* _Assignment_: In full and without alteration, write out the data below.

* _Dataset records_:

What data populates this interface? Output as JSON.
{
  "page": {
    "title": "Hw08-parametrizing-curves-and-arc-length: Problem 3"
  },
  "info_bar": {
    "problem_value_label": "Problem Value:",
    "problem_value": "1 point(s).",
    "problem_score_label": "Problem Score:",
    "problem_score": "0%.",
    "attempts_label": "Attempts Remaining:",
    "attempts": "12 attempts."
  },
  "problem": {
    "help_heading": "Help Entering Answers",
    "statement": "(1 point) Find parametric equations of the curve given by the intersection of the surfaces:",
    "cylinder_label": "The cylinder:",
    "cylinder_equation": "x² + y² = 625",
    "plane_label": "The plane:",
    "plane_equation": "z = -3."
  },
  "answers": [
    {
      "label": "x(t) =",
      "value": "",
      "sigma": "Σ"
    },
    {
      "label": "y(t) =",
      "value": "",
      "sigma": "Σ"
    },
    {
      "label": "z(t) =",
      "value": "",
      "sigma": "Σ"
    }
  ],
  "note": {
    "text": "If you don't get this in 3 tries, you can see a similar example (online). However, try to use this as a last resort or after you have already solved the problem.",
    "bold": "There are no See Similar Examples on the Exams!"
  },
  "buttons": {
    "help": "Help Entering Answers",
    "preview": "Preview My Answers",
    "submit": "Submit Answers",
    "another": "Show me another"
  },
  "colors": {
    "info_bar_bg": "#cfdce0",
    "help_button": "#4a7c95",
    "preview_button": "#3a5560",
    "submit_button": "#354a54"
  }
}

* _Response for this exercise_:
What data populates this interface? Output as JSON.
{
  "page": {
    "title": "Hw08-parametrizing-curves-and-arc-length: Problem 3"
  },
  "info_bar": {
    "problem_value_label": "Problem Value:",
    "problem_value": "1 point(s).",
    "problem_score_label": "Problem Score:",
    "problem_score": "0%.",
    "attempts_label": "Attempts Remaining:",
    "attempts": "12 attempts."
  },
  "problem": {
    "help_heading": "Help Entering Answers",
    "statement": "(1 point) Find parametric equations of the curve given by the intersection of the surfaces:",
    "cylinder_label": "The cylinder:",
    "cylinder_equation": "x² + y² = 625",
    "plane_label": "The plane:",
    "plane_equation": "z = -3."
  },
  "answers": [
    {
      "label": "x(t) =",
      "value": "",
      "sigma": "Σ"
    },
    {
      "label": "y(t) =",
      "value": "",
      "sigma": "Σ"
    },
    {
      "label": "z(t) =",
      "value": "",
      "sigma": "Σ"
    }
  ],
  "note": {
    "text": "If you don't get this in 3 tries, you can see a similar example (online). However, try to use this as a last resort or after you have already solved the problem.",
    "bold": "There are no See Similar Examples on the Exams!"
  },
  "buttons": {
    "help": "Help Entering Answers",
    "preview": "Preview My Answers",
    "submit": "Submit Answers",
    "another": "Show me another"
  },
  "colors": {
    "info_bar_bg": "#cfdce0",
    "help_button": "#4a7c95",
    "preview_button": "#3a5560",
    "submit_button": "#354a54"
  }
}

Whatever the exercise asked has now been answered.